ASSIGNED TASK:
Reproduce all of the data, making sure that no line differs from the original.

** EXTRACTED INFORMATION follows **

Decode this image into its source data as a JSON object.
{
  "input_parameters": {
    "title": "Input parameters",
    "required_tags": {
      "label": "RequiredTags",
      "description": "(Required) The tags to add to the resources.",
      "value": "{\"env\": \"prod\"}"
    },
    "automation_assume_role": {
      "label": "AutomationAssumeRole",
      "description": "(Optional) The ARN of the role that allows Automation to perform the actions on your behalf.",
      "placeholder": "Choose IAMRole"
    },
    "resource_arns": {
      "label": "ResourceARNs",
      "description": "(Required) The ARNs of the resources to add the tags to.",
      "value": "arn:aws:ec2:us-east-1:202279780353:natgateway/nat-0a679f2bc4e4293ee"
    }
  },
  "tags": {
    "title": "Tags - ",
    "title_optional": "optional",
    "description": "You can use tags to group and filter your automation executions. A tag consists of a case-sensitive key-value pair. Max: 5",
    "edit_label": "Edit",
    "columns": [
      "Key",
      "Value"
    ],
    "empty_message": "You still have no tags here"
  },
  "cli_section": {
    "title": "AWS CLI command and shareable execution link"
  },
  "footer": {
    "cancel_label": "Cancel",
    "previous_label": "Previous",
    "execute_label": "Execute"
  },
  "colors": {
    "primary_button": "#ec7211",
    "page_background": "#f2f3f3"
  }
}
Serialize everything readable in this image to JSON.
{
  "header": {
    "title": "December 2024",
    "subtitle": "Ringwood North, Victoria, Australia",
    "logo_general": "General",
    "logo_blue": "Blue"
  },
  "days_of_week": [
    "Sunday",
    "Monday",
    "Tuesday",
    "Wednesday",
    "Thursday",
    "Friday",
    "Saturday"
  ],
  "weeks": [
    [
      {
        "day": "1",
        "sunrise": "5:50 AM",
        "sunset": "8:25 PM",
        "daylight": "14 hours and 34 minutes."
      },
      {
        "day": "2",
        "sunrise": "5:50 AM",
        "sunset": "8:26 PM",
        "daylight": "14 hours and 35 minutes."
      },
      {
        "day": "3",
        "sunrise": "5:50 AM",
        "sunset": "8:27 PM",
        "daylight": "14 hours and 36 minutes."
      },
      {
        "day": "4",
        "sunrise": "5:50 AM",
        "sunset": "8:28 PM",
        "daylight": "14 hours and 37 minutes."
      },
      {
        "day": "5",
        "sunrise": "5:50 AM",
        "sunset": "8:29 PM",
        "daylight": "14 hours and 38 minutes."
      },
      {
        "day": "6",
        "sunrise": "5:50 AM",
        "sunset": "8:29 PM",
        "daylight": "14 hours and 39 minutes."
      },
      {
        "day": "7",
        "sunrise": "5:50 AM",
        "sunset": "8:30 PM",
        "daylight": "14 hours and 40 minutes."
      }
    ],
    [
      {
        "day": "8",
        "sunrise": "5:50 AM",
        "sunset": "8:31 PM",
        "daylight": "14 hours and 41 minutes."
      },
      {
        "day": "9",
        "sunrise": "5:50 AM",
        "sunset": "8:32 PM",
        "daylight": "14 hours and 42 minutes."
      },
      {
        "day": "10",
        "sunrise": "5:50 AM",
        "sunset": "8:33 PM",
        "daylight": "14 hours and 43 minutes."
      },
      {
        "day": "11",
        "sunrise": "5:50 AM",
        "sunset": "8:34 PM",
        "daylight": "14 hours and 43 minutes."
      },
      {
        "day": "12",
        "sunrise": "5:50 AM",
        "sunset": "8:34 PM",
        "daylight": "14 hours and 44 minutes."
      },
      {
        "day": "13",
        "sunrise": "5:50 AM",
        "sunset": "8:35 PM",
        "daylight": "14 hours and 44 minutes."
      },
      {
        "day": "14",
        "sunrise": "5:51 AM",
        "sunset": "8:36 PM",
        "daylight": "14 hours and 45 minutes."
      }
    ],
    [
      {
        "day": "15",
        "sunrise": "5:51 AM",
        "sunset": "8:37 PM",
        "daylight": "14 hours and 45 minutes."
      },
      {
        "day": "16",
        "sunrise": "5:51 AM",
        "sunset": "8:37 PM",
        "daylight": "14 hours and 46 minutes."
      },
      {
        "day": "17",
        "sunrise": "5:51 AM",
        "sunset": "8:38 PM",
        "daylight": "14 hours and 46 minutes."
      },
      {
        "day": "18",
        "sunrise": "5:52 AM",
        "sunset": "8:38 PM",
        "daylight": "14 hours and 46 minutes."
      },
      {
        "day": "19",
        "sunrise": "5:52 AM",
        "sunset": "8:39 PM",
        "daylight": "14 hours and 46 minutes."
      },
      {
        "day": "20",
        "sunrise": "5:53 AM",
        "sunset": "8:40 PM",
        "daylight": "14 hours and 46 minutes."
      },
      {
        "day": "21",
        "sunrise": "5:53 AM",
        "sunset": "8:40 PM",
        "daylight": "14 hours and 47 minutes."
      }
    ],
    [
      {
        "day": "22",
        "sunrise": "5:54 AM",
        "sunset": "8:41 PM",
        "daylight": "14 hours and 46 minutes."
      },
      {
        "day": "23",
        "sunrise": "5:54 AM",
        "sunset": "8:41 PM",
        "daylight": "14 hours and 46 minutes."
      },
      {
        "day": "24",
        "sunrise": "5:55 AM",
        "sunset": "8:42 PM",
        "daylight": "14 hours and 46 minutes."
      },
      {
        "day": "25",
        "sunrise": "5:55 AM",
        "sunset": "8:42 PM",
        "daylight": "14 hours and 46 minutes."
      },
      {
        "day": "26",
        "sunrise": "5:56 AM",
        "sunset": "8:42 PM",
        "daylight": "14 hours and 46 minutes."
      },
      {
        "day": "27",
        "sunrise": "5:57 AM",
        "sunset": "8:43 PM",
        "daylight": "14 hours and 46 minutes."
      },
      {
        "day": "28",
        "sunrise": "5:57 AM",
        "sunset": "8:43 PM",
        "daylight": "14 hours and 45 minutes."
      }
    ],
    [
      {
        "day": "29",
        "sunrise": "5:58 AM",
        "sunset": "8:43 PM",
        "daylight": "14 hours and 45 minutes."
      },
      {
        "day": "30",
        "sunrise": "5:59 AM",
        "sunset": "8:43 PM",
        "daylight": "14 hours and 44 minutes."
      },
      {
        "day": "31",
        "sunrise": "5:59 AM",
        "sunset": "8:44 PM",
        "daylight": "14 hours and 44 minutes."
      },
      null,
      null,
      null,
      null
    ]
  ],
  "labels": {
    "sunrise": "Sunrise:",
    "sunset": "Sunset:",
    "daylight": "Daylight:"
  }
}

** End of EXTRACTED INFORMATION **

PROBLEM SOLUTION:
Decode this image into its source data as a JSON object.
{
  "input_parameters": {
    "title": "Input parameters",
    "required_tags": {
      "label": "RequiredTags",
      "description": "(Required) The tags to add to the resources.",
      "value": "{\"env\": \"prod\"}"
    },
    "automation_assume_role": {
      "label": "AutomationAssumeRole",
      "description": "(Optional) The ARN of the role that allows Automation to perform the actions on your behalf.",
      "placeholder": "Choose IAMRole"
    },
    "resource_arns": {
      "label": "ResourceARNs",
      "description": "(Required) The ARNs of the resources to add the tags to.",
      "value": "arn:aws:ec2:us-east-1:202279780353:natgateway/nat-0a679f2bc4e4293ee"
    }
  },
  "tags": {
    "title": "Tags - ",
    "title_optional": "optional",
    "description": "You can use tags to group and filter your automation executions. A tag consists of a case-sensitive key-value pair. Max: 5",
    "edit_label": "Edit",
    "columns": [
      "Key",
      "Value"
    ],
    "empty_message": "You still have no tags here"
  },
  "cli_section": {
    "title": "AWS CLI command and shareable execution link"
  },
  "footer": {
    "cancel_label": "Cancel",
    "previous_label": "Previous",
    "execute_label": "Execute"
  },
  "colors": {
    "primary_button": "#ec7211",
    "page_background": "#f2f3f3"
  }
}
Serialize everything readable in this image to JSON.
{
  "header": {
    "title": "December 2024",
    "subtitle": "Ringwood North, Victoria, Australia",
    "logo_general": "General",
    "logo_blue": "Blue"
  },
  "days_of_week": [
    "Sunday",
    "Monday",
    "Tuesday",
    "Wednesday",
    "Thursday",
    "Friday",
    "Saturday"
  ],
  "weeks": [
    [
      {
        "day": "1",
        "sunrise": "5:50 AM",
        "sunset": "8:25 PM",
        "daylight": "14 hours and 34 minutes."
      },
      {
        "day": "2",
        "sunrise": "5:50 AM",
        "sunset": "8:26 PM",
        "daylight": "14 hours and 35 minutes."
      },
      {
        "day": "3",
        "sunrise": "5:50 AM",
        "sunset": "8:27 PM",
        "daylight": "14 hours and 36 minutes."
      },
      {
        "day": "4",
        "sunrise": "5:50 AM",
        "sunset": "8:28 PM",
        "daylight": "14 hours and 37 minutes."
      },
      {
        "day": "5",
        "sunrise": "5:50 AM",
        "sunset": "8:29 PM",
        "daylight": "14 hours and 38 minutes."
      },
      {
        "day": "6",
        "sunrise": "5:50 AM",
        "sunset": "8:29 PM",
        "daylight": "14 hours and 39 minutes."
      },
      {
        "day": "7",
        "sunrise": "5:50 AM",
        "sunset": "8:30 PM",
        "daylight": "14 hours and 40 minutes."
      }
    ],
    [
      {
        "day": "8",
        "sunrise": "5:50 AM",
        "sunset": "8:31 PM",
        "daylight": "14 hours and 41 minutes."
      },
      {
        "day": "9",
        "sunrise": "5:50 AM",
        "sunset": "8:32 PM",
        "daylight": "14 hours and 42 minutes."
      },
      {
        "day": "10",
        "sunrise": "5:50 AM",
        "sunset": "8:33 PM",
        "daylight": "14 hours and 43 minutes."
      },
      {
        "day": "11",
        "sunrise": "5:50 AM",
        "sunset": "8:34 PM",
        "daylight": "14 hours and 43 minutes."
      },
      {
        "day": "12",
        "sunrise": "5:50 AM",
        "sunset": "8:34 PM",
        "daylight": "14 hours and 44 minutes."
      },
      {
        "day": "13",
        "sunrise": "5:50 AM",
        "sunset": "8:35 PM",
        "daylight": "14 hours and 44 minutes."
      },
      {
        "day": "14",
        "sunrise": "5:51 AM",
        "sunset": "8:36 PM",
        "daylight": "14 hours and 45 minutes."
      }
    ],
    [
      {
        "day": "15",
        "sunrise": "5:51 AM",
        "sunset": "8:37 PM",
        "daylight": "14 hours and 45 minutes."
      },
      {
        "day": "16",
        "sunrise": "5:51 AM",
        "sunset": "8:37 PM",
        "daylight": "14 hours and 46 minutes."
      },
      {
        "day": "17",
        "sunrise": "5:51 AM",
        "sunset": "8:38 PM",
        "daylight": "14 hours and 46 minutes."
      },
      {
        "day": "18",
        "sunrise": "5:52 AM",
        "sunset": "8:38 PM",
        "daylight": "14 hours and 46 minutes."
      },
      {
        "day": "19",
        "sunrise": "5:52 AM",
        "sunset": "8:39 PM",
        "daylight": "14 hours and 46 minutes."
      },
      {
        "day": "20",
        "sunrise": "5:53 AM",
        "sunset": "8:40 PM",
        "daylight": "14 hours and 46 minutes."
      },
      {
        "day": "21",
        "sunrise": "5:53 AM",
        "sunset": "8:40 PM",
        "daylight": "14 hours and 47 minutes."
      }
    ],
    [
      {
        "day": "22",
        "sunrise": "5:54 AM",
        "sunset": "8:41 PM",
        "daylight": "14 hours and 46 minutes."
      },
      {
        "day": "23",
        "sunrise": "5:54 AM",
        "sunset": "8:41 PM",
        "daylight": "14 hours and 46 minutes."
      },
      {
        "day": "24",
        "sunrise": "5:55 AM",
        "sunset": "8:42 PM",
        "daylight": "14 hours and 46 minutes."
      },
      {
        "day": "25",
        "sunrise": "5:55 AM",
        "sunset": "8:42 PM",
        "daylight": "14 hours and 46 minutes."
      },
      {
        "day": "26",
        "sunrise": "5:56 AM",
        "sunset": "8:42 PM",
        "daylight": "14 hours and 46 minutes."
      },
      {
        "day": "27",
        "sunrise": "5:57 AM",
        "sunset": "8:43 PM",
        "daylight": "14 hours and 46 minutes."
      },
      {
        "day": "28",
        "sunrise": "5:57 AM",
        "sunset": "8:43 PM",
        "daylight": "14 hours and 45 minutes."
      }
    ],
    [
      {
        "day": "29",
        "sunrise": "5:58 AM",
        "sunset": "8:43 PM",
        "daylight": "14 hours and 45 minutes."
      },
      {
        "day": "30",
        "sunrise": "5:59 AM",
        "sunset": "8:43 PM",
        "daylight": "14 hours and 44 minutes."
      },
      {
        "day": "31",
        "sunrise": "5:59 AM",
        "sunset": "8:44 PM",
        "daylight": "14 hours and 44 minutes."
      },
      null,
      null,
      null,
      null
    ]
  ],
  "labels": {
    "sunrise": "Sunrise:",
    "sunset": "Sunset:",
    "daylight": "Daylight:"
  }
}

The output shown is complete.